Watch below a fascinating conversation spurred by the new book, Anne Braden Speaks, featuring Robin D.G. Kelley, Roz Pelles, and editor Ben Wilkins.
The three discussed the transformative potentials represented by the notion of the “Beloved Community,” the brutal consequences of anti-Communism (such as the Greensboro Massacre), the role of white people in the fight against white supremacy (and specifically the importance of organizing with poor whites), the notion of “The Other America,” and the evolution of Braden’s worldview over her many decades as an organizer.
From the Introduction, by Ben Wilkins
“I never saw myself as a leader of a movement and I still don’t,” (Braden) said in a 1999 interview with the Louisville Courier-Journal. “I see myself as a soldier in the trenches.” Like that of many of her co-conspirators of the 1960s, Anne Braden’s legacy was celebrated and sanitized to fit within the official version of civil rights history.
….She argued that white supremacy, historically rooted in the remnants of the Southern slave labor system, was core to every aspect of American society: its material, economic relations; its systems of class political domination; and all its ideological, cultural, and psychological contradictions. In the United States and particularly in the South, white supremacy was the cement that held the entire exploitative structure of society in place. Therefore, Braden argued, the fight against racism, especially in the South, was essential to any serious effort to make broad social change in the country….
From “Letter from Anne Braden to the Reverend Dr. Martin Luther King Junior“
My feeling is that there are really two separate and distinct kinds of fears of communism:
One is the fear of the philosophy of communism. This is the kind of fear often felt by people who are sincerely concerned that communism might take over a movement and pervert it to evil ends—or at least to evil means.
…I think you have a deep-rooted confidence in the basic strength of your own beliefs; therefore you do not have to be fearful of pitting them against any other beliefs in the world….This is the kind of confidence I think everyone should have. If they don’t have it, they are in my opinion someway unsure of their own beliefs. For one thing, it seems fantastic to me for anyone to think that any small group of people, such as a group of communists, could ever manipulate anything as big as the current integration movement….

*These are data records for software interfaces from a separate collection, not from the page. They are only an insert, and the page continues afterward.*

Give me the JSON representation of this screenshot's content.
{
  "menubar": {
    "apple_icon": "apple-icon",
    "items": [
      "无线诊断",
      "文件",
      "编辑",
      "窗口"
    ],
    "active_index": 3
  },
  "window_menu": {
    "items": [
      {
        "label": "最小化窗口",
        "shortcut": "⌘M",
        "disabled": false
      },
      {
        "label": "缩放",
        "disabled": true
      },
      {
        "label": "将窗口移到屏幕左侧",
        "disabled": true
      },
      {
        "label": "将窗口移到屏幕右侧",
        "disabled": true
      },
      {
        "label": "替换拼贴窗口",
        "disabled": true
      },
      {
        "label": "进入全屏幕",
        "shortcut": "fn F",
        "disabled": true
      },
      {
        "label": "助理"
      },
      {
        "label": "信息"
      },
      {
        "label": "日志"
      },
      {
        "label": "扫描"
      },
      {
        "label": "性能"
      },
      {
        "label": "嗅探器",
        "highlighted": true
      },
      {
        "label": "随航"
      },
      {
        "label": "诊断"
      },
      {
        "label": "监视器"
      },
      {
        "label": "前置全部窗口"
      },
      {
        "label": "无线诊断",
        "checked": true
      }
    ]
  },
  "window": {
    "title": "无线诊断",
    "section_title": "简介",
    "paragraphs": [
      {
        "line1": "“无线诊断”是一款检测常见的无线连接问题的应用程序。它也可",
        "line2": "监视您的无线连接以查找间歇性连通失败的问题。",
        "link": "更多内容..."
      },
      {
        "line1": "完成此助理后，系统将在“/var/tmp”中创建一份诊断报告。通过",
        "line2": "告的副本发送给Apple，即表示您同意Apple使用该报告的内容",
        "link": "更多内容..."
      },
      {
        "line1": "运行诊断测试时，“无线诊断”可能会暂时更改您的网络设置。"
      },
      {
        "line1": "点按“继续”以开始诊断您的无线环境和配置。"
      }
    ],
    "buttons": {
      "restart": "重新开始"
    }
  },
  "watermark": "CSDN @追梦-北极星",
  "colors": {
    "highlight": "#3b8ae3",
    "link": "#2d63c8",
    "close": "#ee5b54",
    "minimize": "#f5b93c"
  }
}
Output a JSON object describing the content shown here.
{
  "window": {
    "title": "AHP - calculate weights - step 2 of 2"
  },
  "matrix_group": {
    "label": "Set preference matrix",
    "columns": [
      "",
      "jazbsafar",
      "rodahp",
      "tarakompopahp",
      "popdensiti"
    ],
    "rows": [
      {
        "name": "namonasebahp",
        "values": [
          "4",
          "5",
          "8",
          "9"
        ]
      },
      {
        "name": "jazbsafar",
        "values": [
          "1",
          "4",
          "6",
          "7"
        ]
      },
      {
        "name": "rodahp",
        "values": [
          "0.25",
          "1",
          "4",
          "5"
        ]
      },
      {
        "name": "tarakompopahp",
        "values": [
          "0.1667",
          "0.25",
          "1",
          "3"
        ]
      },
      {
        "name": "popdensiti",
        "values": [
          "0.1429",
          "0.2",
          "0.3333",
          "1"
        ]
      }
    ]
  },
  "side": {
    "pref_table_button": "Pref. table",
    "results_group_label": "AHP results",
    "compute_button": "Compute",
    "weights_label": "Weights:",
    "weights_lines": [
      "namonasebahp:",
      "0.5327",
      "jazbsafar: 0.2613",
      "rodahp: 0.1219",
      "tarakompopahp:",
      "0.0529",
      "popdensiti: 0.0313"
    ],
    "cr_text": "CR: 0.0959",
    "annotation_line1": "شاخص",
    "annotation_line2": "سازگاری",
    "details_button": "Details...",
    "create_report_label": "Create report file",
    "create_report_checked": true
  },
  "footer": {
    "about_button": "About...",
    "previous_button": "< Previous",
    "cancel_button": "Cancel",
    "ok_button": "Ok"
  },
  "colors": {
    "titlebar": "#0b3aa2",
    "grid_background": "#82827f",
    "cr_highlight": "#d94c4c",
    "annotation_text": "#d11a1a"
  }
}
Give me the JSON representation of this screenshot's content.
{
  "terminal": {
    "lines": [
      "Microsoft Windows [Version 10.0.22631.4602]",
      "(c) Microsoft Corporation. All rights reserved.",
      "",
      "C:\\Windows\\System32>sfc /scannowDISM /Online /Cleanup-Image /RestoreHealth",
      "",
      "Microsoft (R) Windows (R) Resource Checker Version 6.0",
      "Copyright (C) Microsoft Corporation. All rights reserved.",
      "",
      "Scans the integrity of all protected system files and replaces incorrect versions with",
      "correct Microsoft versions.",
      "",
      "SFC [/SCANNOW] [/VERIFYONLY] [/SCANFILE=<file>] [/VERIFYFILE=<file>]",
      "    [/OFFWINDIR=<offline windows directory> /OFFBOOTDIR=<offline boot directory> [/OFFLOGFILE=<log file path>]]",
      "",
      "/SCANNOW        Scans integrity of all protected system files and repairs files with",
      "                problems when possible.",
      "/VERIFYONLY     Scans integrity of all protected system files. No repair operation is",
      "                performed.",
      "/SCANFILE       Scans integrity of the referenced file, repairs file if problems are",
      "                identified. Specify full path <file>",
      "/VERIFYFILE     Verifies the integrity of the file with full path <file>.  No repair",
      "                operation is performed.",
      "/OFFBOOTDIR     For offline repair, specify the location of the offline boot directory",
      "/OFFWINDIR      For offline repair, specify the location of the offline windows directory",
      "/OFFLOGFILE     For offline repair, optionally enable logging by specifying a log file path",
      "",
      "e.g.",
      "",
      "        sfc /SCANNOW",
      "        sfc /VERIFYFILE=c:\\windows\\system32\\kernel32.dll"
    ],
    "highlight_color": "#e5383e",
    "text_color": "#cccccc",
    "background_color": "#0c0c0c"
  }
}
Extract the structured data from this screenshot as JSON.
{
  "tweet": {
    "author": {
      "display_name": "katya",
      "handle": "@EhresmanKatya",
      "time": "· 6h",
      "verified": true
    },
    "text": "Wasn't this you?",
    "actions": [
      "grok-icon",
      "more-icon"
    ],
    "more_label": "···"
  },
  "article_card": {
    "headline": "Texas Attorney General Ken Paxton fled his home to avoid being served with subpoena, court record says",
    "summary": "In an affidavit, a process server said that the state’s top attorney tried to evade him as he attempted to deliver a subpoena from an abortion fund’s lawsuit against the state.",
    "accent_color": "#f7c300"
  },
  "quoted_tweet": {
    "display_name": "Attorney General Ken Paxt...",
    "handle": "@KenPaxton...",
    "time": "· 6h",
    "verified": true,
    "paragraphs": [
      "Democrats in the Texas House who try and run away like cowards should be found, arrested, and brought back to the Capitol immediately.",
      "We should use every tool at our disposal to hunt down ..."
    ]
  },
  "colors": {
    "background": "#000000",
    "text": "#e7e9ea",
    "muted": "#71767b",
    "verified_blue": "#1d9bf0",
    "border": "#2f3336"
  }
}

The second kind of fear of communism which many people have really has nothing to do with a basic fear of the philosophy itself. It is the thing we talked about last Sunday—the fear of labelling process, the feeling that many people have that since they are up against terrific problems anyway they must avoid this label if they can possibly do so. This is what tends to make us all afraid of each other, afraid of anyone who has the label, the fear of guilt by association….
It seems to me this is all pretty self-defeating….
From “The Southern Freedom Movement in Perspective” (a letter in reply to Monthly Review, 1965)
In January of this year, one of the editors of Monthly Review asked me what was happening in the Southern freedom movement. What, he asked, had it accomplished, what were its long-range objectives, where did it appear to be going?
This article is an attempt to deal with these questions.
It is not really an attempt to answer them….
No one could attempt such an analysis as this without serious misgivings. The Southern movement is big and diffuse and far-flung. No one person could possibly know about it all. Interpretation of history must always reflect the vantage point from which it is viewed, and some will disagree with mine. The fact that I am white instantly raises questions as to whether my views can have basic validity in regard to this particular movement. The fact that I am still living and breathing and taking part in the struggle instantly presents the possibility that I may change my opinions on almost any question within the next few years, or even the next few months….
―Michael K. Honey, author of To the Promised Land: Martin Luther King and the Fight for Economic Justice, and a former southern organizer with Carl and Anne Braden.
–William J. Barber, II, President of Repairers of the Breach and co-chair of the Poor People’s Campaign: A National Call for Moral Revival
―Catherine Fosl, Professor of Women’s, Gender, & Sexuality Studies, University of Louisville and author, Subversive Southerner: Anne Braden and the Struggle for Racial Justice in the Cold War South
–Rosalyn Pelles, civil rights activist, former Executive Director of the National Rainbow Coalition and former Director of the Civil, Human and Women’s Rights Department, AFL-CIO
—Donna Willmott, facilitator for the Catalyst Project’s Anne Braden Anti-Racist Organizer Training Program
―Carla F Wallace, Co Founder, Showing Up for Racial Justice